*** Materials provided

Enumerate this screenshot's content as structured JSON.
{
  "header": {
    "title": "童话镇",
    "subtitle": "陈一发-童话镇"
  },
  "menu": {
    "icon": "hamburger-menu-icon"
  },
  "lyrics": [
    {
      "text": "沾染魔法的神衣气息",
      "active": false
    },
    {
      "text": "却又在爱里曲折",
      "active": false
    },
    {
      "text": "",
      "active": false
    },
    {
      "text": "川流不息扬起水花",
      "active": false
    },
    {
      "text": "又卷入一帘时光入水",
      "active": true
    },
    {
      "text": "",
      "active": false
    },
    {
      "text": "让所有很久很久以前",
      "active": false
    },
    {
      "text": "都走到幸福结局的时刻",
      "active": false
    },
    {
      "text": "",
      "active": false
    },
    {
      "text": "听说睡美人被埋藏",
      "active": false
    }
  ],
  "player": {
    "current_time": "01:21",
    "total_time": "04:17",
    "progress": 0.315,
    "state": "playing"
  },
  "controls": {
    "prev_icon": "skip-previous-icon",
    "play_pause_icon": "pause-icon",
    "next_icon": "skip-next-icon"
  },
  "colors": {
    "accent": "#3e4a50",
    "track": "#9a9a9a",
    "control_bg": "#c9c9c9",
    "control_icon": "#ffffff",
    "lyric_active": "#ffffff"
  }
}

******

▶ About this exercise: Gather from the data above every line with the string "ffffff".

▶ Solution to this problem:
    "control_icon": "#ffffff",
    "lyric_active": "#ffffff"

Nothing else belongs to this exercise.